§ **Aim of the exercise**:
Locate each line in the records containing "Entdeckungen". Copy it.

§ **Records provided**:

########################################

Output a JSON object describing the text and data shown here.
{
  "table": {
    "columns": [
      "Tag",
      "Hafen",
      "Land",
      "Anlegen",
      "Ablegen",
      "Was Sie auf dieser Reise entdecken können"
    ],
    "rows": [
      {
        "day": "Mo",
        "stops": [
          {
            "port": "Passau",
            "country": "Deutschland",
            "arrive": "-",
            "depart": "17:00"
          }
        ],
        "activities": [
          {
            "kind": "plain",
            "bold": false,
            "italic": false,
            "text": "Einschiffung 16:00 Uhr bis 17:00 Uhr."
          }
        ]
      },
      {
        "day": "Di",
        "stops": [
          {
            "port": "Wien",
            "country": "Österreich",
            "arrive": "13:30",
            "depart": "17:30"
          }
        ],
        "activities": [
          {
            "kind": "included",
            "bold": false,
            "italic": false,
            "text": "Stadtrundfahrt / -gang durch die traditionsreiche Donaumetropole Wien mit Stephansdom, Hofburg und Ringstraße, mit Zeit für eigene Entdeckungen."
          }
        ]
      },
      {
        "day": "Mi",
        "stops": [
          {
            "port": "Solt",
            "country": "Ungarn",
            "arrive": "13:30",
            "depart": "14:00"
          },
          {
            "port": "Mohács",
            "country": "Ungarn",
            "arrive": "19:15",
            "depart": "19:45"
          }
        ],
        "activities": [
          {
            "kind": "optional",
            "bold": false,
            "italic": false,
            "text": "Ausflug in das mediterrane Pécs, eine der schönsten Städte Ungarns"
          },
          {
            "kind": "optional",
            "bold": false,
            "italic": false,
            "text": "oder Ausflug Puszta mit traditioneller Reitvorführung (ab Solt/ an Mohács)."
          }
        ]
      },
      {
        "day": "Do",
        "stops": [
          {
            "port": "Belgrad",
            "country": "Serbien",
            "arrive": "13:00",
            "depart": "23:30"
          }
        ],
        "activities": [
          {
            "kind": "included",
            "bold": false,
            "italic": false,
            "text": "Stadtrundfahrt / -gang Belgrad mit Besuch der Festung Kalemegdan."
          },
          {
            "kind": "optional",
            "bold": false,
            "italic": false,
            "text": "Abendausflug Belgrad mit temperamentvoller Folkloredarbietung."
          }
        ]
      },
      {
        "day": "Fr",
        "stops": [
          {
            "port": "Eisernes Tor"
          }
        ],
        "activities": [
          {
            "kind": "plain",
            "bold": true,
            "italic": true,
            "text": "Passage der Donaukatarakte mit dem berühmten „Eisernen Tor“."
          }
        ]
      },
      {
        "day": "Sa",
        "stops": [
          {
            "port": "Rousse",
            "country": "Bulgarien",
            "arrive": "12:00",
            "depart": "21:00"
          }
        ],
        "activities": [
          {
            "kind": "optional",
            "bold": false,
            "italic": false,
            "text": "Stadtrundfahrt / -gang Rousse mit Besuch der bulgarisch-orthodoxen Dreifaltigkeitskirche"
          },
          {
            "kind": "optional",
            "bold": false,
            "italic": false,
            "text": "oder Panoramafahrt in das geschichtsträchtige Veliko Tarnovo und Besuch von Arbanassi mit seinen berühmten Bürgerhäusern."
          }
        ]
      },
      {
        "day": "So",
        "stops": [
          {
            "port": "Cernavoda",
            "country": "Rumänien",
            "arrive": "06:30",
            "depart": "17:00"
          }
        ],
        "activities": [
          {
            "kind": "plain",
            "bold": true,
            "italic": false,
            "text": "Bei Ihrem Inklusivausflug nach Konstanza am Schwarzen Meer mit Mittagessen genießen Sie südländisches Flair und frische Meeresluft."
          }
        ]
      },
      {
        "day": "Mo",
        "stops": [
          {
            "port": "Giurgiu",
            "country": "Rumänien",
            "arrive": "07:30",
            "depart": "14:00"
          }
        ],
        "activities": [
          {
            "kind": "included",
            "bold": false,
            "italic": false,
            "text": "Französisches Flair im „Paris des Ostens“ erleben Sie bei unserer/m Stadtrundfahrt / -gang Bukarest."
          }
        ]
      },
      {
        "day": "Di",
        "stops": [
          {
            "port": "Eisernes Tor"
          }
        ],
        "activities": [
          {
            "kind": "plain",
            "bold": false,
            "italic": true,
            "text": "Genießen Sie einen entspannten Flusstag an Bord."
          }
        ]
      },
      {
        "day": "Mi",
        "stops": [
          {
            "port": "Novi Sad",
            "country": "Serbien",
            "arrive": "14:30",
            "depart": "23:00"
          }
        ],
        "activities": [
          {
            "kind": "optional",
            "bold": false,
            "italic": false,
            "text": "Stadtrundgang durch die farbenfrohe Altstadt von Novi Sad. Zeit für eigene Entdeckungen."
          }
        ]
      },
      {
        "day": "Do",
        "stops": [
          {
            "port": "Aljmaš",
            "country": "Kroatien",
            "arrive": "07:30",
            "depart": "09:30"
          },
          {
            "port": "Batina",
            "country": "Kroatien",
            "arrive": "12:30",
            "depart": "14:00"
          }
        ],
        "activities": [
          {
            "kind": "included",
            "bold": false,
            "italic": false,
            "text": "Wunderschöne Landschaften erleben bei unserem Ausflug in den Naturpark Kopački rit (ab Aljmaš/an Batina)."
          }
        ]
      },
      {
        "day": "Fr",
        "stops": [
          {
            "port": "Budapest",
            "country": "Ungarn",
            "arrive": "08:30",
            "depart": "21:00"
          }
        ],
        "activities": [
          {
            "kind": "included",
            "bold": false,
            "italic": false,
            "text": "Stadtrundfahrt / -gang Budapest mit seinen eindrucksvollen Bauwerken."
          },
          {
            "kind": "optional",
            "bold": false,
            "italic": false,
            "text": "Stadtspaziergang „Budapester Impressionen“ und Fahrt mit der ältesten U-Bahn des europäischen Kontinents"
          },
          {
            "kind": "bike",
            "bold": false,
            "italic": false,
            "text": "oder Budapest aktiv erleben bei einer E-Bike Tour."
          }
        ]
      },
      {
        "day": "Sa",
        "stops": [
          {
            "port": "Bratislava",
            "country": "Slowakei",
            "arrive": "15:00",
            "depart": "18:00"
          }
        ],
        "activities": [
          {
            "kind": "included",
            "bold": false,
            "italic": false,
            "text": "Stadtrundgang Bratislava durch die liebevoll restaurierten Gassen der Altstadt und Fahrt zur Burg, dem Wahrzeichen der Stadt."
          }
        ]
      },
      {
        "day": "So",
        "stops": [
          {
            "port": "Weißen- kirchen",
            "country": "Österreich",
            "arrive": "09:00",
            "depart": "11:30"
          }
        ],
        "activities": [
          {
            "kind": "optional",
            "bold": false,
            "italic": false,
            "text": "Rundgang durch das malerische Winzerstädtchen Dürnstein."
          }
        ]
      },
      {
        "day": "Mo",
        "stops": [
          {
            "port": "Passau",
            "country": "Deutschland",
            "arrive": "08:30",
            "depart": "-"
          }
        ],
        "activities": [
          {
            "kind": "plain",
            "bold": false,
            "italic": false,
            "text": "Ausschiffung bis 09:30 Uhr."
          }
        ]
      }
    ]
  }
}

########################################

§ **Problem solution**:
            "text": "Stadtrundfahrt / -gang durch die traditionsreiche Donaumetropole Wien mit Stephansdom, Hofburg und Ringstraße, mit Zeit für eigene Entdeckungen."
            "text": "Stadtrundgang durch die farbenfrohe Altstadt von Novi Sad. Zeit für eigene Entdeckungen."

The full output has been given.